In 2016 Elinor Hamilton’s life changed in a way she never would have imagined. Phil – her loving husband and father to their two young sons – passed away. Press the link to keep reading.

Source: Running the marathon miles in memory of her beloved husband

In which I more than feel my age

When I take William to the park, the playground, a museum, the library or the shops, there’s always a grandparent or two like me, doing their share of childminding.

Not today. Sarah’s friends recommended the new adventure play at a local leisure centre as a good place to spend the morning. I’d be able to relax while William let off steam.

It didn’t work out like that. Towers, tunnels, trampolines and slides went from ground to way above our heads. Daunting at first if you’re only two. ‘Granny come too’.

Which is all very well, but safety netting was at small-child-head-height. We scrambled up padded stairways; inserted ourselves into cylindrical tunnels; dropped through chutes to the floor below, and zipped down slides that, were they removed to a domestic setting, would have to be sited leaving from the bedroom window.

At this point I noticed that I was easily twice the age of the next oldest carer. Just now, sore and creaky, I feel at least four times older.

Snapshot Saturday: Snow fun in the dark

For comparison purposes, here is the garden by day. In a moment, you and the rabbit will see it by night.

At Christmas, Tom & Sarah gave us a night camera, so we could see what went on in the garden after dark. So far no bears, wolves or lynx have revealed themselves. Sadly, no foxes, badgers or deer either, though we know they’re there: we just have to find the right spot.

This week however, with all the snow, the garden took on an other-worldly aspect. And the rabbits came out as little as possible. But here’s one who braved the cold. Please note the temperature.

Rabbit in a hurry.

And in the morning, as short periods of sunshine briefly melted the snow, we spotted, apart from rabbit prints…

…. and pheasant prints …..

….. human bootprints too.

Although I rather liked these ghostly negative image prints. I thought they looked out of this world.

Gardens of Light

It was cold the other night. Very cold. And for three hours, I stood outside in the dark. I was happy.

I was volunteering at Fountains Abbey and Studley Royal as part of an event that spanned two continents: in Poland; in Denmark; in Germany; in Russia; in France and in China. Do follow the links: you’ll immediately have a clutch of places to add to your ‘must visit’ list.

In all these places, for one dark chilly night in February, there was a Garden of Light. Normally, we can only enjoy the Water Gardens of Studley Royal by daylight. But thanks to this international festival, there was a new opportunity.

Looking across the Moon Ponds towards the Temple of Piety as night falls.

As night fell, lighting designed to spotlight the special features of the gardens pierced the darkness, revealing a garden in harmony with the philosophy of the time in which it was conceived: where Nature and Art work hand in hand. 18th century music played in the background.

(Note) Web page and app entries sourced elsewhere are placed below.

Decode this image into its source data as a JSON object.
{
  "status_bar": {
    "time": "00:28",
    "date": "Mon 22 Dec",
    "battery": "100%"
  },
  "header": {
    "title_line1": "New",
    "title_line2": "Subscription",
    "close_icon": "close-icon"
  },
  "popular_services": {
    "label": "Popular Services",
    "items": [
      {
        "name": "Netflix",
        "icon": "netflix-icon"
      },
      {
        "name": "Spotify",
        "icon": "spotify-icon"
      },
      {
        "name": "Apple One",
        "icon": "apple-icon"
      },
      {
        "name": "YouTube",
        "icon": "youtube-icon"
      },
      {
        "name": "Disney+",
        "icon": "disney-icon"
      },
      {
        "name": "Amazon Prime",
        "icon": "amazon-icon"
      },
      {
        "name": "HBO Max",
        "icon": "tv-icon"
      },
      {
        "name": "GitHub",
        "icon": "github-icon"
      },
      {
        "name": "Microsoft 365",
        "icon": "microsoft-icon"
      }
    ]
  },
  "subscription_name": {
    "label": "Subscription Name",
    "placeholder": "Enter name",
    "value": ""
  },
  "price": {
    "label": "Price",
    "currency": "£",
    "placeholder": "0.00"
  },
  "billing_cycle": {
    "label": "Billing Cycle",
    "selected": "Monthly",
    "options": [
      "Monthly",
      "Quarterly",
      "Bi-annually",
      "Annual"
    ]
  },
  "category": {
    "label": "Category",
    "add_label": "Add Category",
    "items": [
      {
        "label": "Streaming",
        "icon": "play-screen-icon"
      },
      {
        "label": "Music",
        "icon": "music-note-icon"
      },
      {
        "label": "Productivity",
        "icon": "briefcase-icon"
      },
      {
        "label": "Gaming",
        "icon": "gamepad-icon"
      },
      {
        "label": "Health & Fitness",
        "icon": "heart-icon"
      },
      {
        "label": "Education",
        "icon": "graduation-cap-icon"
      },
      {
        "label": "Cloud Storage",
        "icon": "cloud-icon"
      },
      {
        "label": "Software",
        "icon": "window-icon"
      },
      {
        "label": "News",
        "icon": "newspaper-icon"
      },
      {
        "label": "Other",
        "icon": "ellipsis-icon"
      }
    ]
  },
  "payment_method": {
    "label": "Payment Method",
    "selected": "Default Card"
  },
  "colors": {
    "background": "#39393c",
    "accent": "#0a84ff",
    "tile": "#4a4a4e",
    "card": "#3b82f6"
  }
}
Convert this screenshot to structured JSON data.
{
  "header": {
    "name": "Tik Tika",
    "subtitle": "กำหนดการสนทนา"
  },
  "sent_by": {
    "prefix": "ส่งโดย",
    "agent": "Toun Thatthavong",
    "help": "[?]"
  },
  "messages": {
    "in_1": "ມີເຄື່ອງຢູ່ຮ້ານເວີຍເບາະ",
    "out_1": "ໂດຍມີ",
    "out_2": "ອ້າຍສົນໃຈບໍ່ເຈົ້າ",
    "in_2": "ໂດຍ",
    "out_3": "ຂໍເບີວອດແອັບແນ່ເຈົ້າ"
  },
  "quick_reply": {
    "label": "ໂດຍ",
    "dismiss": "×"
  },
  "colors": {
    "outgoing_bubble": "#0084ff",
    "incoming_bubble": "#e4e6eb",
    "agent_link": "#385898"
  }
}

Visitors were able to stroll round, lanterns or torches in hand, focusing on the Temple of Piety and the classical statuary of the Moon Ponds; or glancing upwards at the Octagon Tower and Temple of Fame, all bathed in golden light. The Moon Ponds themselves were lit by glowing orbs – sometimes silver white, sometimes red or blue, fading in intensity as the evening wore on.

The Abbey too was lit up, though I barely saw this as it wasn’t my role to be available there.

A deliberately out-of-focus shot of the Abbey.

The moon was perfect – exactly half way between waxing and waning, it lit the visitors’ paths and illuminated the night sky. Whenever I looked up there was Orion’s Belt – and so many other stars usually invisible to town-dwellers.

Those of us there relished the chance to enjoy this peaceful yet joyous occasion. And as the event drew to a close, owls reclaimed the night, and their plaintive hooting accompanied us as we walked away, chilly but content.

The evening draws to a close and visitors take their lanterns home.